I used a pen name for my new book. I was told by some wise person that I’d have a better chance of finding a literary agent and publisher for my other books if I kept my romantic fiction separate from other genres. So I split myself in two.
I’d been posting fanfiction online for several years using the nic, Suki59. (Yes, we say nic in the fanfiction world. It short for nickname, I suppose.) When I created my fanfiction profile and had to give myself a name, I looked down at my feet and swiped the name of my Chihuahua, Suki, who was snoring on the dog bed in my office. Then seeing that many nics included both a name and a number, I tacked on the year I was born in a terribly short-sighted moment. I became Suki59, fanfiction writer.
When I decided I’d need to be two different writers for my books, I went through a list of pen names I thought sounded right, and later settled on the obvious. Everyone who had ever read anything I’d written other than a handful of close friends already knew me as Suki, and I plucked my last name from the man I married, since I’d never changed my name legally (and certainly didn’t hyphenate to become Susan McNabb-McMinn, although answering the phone that way produces a guaranteed laugh, which I love).
So I became Suki McMinn, writer of vampire novels. When my publisher asked for a bio and a photo, I paused. Wasn’t I supposed to be someone else? And wasn’t my white-haired fifty-something self plastered all over Facebook? And weren’t my model photos of a very young Susan “out there” on the world wide interwebs? I quickly found a solution and posted a headshot of me at around thirty-five—not the current Susan and not the young modelly Susan, but truth be told, a Susan where I felt my best physically and complained the least about how I looked. Note to those choosing a new persona: pick your favorite age and keep it.
After carefully creating the illusion that I’m someone else, why, you might wonder, am I outing myself here? Because I can’t imagine that anyone really cares. And I’m just not very good at lying about myself. Will it cost me that big agent? Surely not. I’d imagine they have better things to do than worry about how many names I have and which headshots match up with which genres. Not to mention they’d have to take the time to find this blog post. I would think getting an agent will have much more to do with my writing. And I’m starting to think not landing that big agent might not matter anyway. With the shifting sands of the publishing world, we all have more options than ever before that might have nothing to do with getting an agent.
So yesterday, Suki McMinn was born when my first book hit Amazon. Ironically, last month, the real Suki, my sweet Chihuahua, died peacefully in my arms. She was a funny little dog and I got to love her and be her mother for the last sixteen of her nineteen years. She’s gone but never forgotten since I now answer to her name.

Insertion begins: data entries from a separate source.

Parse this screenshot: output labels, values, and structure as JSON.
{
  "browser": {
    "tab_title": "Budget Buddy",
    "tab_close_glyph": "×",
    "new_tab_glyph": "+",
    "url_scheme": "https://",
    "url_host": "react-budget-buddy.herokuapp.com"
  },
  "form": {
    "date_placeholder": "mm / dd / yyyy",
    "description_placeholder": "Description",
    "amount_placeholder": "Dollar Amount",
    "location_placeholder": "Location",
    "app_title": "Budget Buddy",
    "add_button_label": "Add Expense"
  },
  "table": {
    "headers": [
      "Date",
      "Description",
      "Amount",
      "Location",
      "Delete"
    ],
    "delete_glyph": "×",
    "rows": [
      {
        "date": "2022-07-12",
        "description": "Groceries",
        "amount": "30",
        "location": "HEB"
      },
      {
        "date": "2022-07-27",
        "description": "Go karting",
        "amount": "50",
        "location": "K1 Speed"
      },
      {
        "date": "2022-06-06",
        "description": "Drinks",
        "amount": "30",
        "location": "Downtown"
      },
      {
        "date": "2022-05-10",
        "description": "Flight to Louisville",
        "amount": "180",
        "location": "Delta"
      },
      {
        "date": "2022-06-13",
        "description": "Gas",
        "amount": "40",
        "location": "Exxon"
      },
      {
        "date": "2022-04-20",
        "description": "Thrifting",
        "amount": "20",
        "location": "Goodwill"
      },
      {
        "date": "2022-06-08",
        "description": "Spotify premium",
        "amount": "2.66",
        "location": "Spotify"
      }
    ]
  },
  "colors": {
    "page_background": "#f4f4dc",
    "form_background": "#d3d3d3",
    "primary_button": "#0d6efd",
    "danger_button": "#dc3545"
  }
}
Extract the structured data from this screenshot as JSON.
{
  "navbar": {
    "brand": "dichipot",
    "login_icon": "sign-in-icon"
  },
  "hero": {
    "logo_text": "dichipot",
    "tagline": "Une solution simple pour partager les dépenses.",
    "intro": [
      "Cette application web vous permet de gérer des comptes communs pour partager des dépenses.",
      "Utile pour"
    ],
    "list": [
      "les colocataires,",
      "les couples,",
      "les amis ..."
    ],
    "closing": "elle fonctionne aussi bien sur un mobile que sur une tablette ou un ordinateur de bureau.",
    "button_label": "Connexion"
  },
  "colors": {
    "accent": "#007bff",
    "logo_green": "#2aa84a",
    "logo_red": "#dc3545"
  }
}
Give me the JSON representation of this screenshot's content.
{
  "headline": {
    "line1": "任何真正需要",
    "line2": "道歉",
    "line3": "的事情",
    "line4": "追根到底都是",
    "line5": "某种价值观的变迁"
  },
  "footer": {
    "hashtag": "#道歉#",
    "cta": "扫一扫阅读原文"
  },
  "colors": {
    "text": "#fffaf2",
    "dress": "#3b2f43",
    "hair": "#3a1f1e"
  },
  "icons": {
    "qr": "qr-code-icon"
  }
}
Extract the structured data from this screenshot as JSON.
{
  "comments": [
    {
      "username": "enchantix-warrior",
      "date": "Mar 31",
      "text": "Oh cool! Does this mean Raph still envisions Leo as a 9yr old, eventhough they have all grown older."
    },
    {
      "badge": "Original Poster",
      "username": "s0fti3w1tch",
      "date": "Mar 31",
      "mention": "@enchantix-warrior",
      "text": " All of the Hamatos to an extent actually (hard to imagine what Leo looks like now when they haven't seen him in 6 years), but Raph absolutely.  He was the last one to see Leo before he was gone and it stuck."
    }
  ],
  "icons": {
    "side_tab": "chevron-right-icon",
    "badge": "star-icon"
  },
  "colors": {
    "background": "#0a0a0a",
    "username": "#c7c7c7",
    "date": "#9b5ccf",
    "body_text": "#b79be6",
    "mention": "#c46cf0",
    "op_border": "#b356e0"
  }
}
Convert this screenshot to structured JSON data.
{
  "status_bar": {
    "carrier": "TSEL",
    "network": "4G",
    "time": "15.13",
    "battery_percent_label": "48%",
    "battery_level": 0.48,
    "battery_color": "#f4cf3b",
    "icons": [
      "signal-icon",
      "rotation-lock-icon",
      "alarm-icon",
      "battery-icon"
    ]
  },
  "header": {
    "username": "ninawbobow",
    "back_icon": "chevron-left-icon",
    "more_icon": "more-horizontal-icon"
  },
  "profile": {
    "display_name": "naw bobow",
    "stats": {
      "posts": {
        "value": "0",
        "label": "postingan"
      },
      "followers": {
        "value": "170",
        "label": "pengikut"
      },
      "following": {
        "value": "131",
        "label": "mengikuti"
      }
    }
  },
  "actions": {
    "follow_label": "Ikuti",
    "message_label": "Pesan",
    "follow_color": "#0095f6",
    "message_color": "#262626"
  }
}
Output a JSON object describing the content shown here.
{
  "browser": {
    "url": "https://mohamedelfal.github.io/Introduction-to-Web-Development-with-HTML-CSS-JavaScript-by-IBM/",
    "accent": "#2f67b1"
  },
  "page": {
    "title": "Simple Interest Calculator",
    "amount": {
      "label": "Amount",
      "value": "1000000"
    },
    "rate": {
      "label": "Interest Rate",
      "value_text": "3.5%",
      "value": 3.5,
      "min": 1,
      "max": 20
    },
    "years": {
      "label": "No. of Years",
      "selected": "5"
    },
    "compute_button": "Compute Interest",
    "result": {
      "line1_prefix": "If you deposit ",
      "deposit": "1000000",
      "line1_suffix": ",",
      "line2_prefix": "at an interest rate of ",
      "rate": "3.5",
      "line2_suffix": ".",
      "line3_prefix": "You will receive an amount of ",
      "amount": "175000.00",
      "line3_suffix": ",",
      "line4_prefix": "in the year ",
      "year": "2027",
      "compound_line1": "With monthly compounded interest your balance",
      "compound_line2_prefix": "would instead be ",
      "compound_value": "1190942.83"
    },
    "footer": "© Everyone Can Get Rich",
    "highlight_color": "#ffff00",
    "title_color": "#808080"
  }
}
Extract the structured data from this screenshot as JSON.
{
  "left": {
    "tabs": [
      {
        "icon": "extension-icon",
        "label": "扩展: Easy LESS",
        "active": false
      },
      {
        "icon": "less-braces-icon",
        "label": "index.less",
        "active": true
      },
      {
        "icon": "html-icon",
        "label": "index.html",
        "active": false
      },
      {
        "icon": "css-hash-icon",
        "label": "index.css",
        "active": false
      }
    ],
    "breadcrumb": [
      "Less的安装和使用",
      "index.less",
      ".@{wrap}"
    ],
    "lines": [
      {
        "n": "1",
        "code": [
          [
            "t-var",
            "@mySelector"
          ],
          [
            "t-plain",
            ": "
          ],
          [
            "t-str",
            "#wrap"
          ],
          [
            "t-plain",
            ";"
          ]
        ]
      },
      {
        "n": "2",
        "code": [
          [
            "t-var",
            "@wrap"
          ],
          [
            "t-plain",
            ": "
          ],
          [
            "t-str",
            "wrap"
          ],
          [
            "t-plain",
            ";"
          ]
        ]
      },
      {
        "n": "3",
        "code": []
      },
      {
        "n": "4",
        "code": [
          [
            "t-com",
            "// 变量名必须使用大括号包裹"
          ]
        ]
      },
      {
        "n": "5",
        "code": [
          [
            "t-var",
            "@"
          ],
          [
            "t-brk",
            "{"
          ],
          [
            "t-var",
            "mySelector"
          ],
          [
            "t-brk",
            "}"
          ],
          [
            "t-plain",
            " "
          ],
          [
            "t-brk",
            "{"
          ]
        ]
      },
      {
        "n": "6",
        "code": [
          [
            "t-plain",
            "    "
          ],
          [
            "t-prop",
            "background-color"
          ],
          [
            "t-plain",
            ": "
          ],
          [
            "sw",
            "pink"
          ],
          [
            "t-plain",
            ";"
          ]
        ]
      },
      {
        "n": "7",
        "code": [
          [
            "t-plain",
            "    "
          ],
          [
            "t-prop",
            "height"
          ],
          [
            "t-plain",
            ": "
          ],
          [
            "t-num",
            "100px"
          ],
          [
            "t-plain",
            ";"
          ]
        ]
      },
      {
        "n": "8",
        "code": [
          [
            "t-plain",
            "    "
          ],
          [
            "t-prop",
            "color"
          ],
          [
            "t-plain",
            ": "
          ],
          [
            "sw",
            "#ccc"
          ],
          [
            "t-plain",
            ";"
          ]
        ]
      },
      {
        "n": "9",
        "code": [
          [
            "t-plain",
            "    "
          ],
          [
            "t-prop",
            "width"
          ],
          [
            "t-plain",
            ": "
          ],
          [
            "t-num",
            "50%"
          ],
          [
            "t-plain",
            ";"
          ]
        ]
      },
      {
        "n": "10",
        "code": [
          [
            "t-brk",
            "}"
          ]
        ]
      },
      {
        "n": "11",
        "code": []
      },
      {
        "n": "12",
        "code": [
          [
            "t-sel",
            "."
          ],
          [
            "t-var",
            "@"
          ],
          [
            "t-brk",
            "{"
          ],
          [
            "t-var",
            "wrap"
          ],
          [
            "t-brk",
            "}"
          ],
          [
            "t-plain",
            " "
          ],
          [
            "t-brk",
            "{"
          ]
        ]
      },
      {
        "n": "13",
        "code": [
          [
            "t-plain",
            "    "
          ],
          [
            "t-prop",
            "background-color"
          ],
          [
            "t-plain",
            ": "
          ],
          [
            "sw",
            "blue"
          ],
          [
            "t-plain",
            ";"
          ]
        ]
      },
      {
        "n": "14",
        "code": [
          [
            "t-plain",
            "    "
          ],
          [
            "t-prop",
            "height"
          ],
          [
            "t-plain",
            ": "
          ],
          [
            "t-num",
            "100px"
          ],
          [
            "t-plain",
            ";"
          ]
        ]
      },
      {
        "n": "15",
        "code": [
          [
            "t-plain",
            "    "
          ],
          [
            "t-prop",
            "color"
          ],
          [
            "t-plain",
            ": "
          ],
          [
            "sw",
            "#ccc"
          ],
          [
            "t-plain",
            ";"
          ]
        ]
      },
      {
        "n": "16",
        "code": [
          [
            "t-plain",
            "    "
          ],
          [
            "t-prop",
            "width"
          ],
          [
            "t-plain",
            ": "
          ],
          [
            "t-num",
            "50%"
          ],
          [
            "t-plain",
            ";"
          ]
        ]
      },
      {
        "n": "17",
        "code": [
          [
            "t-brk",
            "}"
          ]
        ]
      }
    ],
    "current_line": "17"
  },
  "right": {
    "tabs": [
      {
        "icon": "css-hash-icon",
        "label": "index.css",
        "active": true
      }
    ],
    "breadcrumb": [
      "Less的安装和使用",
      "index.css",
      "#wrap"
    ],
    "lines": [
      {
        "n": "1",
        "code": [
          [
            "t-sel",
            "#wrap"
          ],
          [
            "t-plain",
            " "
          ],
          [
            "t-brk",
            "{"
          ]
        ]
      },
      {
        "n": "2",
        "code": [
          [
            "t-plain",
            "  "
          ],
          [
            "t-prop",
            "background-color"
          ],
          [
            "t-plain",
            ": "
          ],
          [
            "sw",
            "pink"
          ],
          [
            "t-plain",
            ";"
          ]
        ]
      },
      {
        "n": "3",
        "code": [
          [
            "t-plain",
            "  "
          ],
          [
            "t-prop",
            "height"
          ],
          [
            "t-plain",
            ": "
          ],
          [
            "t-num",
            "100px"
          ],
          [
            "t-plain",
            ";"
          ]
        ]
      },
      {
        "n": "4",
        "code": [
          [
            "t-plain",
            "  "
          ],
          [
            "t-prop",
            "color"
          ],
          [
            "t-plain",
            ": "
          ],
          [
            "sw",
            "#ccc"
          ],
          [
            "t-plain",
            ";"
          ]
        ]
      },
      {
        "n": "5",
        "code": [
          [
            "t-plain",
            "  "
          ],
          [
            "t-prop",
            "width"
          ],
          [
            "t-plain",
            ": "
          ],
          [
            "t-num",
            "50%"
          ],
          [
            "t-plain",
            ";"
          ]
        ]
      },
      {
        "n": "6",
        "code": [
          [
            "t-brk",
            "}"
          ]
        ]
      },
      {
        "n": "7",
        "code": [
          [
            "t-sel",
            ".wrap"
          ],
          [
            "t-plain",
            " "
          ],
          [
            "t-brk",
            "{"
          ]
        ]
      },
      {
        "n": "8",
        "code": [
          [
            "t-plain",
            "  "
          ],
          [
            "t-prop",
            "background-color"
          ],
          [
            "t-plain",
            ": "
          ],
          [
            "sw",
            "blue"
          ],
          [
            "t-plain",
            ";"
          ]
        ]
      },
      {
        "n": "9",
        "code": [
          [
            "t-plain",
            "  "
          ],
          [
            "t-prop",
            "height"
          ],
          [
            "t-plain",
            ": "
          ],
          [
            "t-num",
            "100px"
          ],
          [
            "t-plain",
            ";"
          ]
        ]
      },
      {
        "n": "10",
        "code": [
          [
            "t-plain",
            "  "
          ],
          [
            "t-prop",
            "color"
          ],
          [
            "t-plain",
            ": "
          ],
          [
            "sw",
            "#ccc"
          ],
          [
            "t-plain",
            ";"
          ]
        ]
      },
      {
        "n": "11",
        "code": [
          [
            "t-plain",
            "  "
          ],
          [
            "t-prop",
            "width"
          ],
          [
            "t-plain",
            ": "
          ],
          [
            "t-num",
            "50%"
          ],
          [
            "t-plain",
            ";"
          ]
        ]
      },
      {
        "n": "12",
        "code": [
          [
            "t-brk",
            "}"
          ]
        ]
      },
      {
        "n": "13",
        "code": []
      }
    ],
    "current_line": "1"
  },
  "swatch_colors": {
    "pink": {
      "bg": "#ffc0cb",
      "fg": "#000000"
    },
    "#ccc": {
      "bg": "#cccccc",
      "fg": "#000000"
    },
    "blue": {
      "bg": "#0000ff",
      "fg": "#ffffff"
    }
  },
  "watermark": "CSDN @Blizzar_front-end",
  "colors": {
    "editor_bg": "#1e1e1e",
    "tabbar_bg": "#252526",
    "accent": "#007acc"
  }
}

In the small town where I live, my friends know about my book, and last week, when I ran into one of them at a party and he said, “Hey, Suki,” I smiled. I thought of the real Suki, but not with sadness. Yes, the pain of her loss is still very fresh, but now I’m Suki too, and that feels good.